Getting a Baseline for Improvement
The History of Business Process Modeling
Business Process Modeling (BP Modeling) was born in the mechanical industry, it was first introduced in 1921 by Frank Gilbreth when he presented a paper to the American Society of Mechanical Engineers entitled “Process Charts: First Steps in Finding the One Best Way to Do Work”.
It was this paper that turned a lot of businesses onto the idea of modeling their processes in order to optimize them.
Gilbreth, the paper’s author, is probably better known as the author and central character of the 1950s novel Cheaper by the Dozen. Gilbreth was a fascinating character with a passion for the study of time and motion, but he was also a man who was laser-focused on the true purpose of processes: finding the one best way to do work.
The basic theory of business process mapping
Why map business processes? Gilbreth told us that it’s because you need to take stock of your processes before you can begin to improve them. Looking at the big picture allows you to see the cause and effect of each and every step and to be able to understand the process flow clearly.
“Every detail of a process is more or less affected by every other detail; therefore, the entire process must be presented in such form that it can be visualized all at once before any changes are made in any of its subdivisions.” — Gilbreth
Gilbreth ended his presentation with two important notes:
- Visualizing processes does not necessarily mean changing the processes
- Process charts pay!
What is business process Modeling?
Business Process Modeling (BP Modeling) is used by organizations to visually document, understand, and improve their processes. It is a part of Business Process Management (BPM) and it can be used as an organizational tool to map out what is (or “as-is”) as a baseline and to determine the future (or “to-be”). However, getting a baseline to measure the effectiveness of your process improvement is critical and this is the first place where the practice of business process modeling comes into play.

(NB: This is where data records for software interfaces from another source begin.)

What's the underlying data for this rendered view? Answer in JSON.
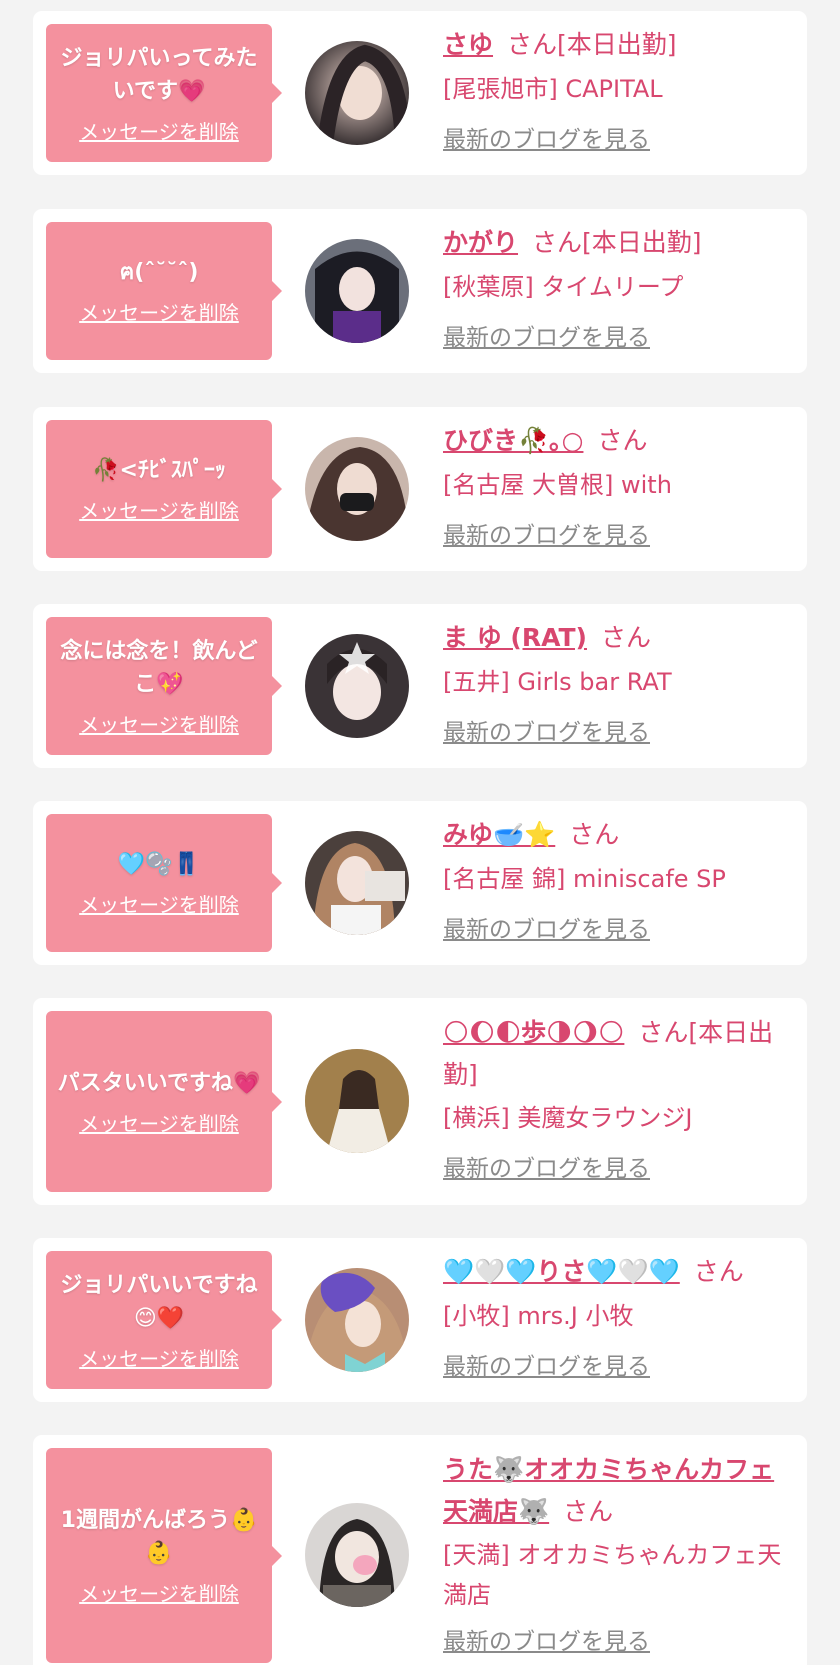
{
  "cards": [
    {
      "message": "ジョリパいってみたいです💗",
      "delete_label": "メッセージを削除",
      "name": "さゆ",
      "san_suffix": "さん[本日出勤]",
      "shop": "[尾張旭市] CAPITAL",
      "blog_label": "最新のブログを見る"
    },
    {
      "message": "ฅ(ˆ˘˘ˆ)",
      "delete_label": "メッセージを削除",
      "name": "かがり",
      "san_suffix": "さん[本日出勤]",
      "shop": "[秋葉原] タイムリープ",
      "blog_label": "最新のブログを見る"
    },
    {
      "message": "🥀<ﾁﾋﾞｽﾊﾟｰｯ",
      "delete_label": "メッセージを削除",
      "name": "ひびき🥀｡○",
      "san_suffix": "さん",
      "shop": "[名古屋 大曽根] with",
      "blog_label": "最新のブログを見る"
    },
    {
      "message": "念には念を！飲んどこ💖",
      "delete_label": "メッセージを削除",
      "name": "ま ゆ (RAT)",
      "san_suffix": "さん",
      "shop": "[五井] Girls bar RAT",
      "blog_label": "最新のブログを見る"
    },
    {
      "message": "🩵🫧👖",
      "delete_label": "メッセージを削除",
      "name": "みゆ🥣⭐",
      "san_suffix": "さん",
      "shop": "[名古屋 錦] miniscafe SP",
      "blog_label": "最新のブログを見る"
    },
    {
      "message": "パスタいいですね💗",
      "delete_label": "メッセージを削除",
      "name": "🌕🌔🌓歩🌗🌖🌕",
      "san_suffix": "さん[本日出勤]",
      "shop": "[横浜] 美魔女ラウンジJ",
      "blog_label": "最新のブログを見る"
    },
    {
      "message": "ジョリパいいですね😊❤️",
      "delete_label": "メッセージを削除",
      "name": "🩵🤍🩵りさ🩵🤍🩵",
      "san_suffix": "さん",
      "shop": "[小牧] mrs.J 小牧",
      "blog_label": "最新のブログを見る"
    },
    {
      "message": "1週間がんばろう👶👶",
      "delete_label": "メッセージを削除",
      "name": "うた🐺オオカミちゃんカフェ天満店🐺",
      "san_suffix": "さん",
      "shop": "[天満] オオカミちゃんカフェ天満店",
      "blog_label": "最新のブログを見る"
    }
  ],
  "colors": {
    "accent": "#d8476f",
    "bubble": "#f4919e",
    "background": "#f3f3f3"
  }
}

A visual representation shows all the connecting activities, events, and resources a process employs. BP Modeling combines process mapping, process discovery, process simulation, process analysis, and process improvement. Text-based documentation is often not enough for employees to truly understand how a process is performed. Using a visual representation can provide a comprehensive picture that is easier to comprehend and follow.

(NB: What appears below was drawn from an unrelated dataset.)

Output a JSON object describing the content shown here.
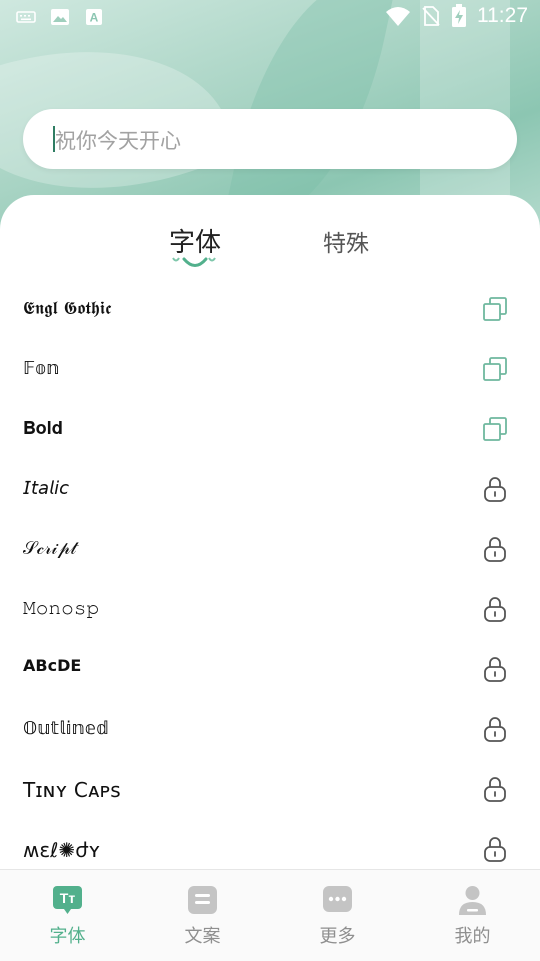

I hope this post has given you some insight into the value and purpose of business process mapping. In my next post I will discuss the difference between business process mapping and business process modelling and look some modeling techniques you can use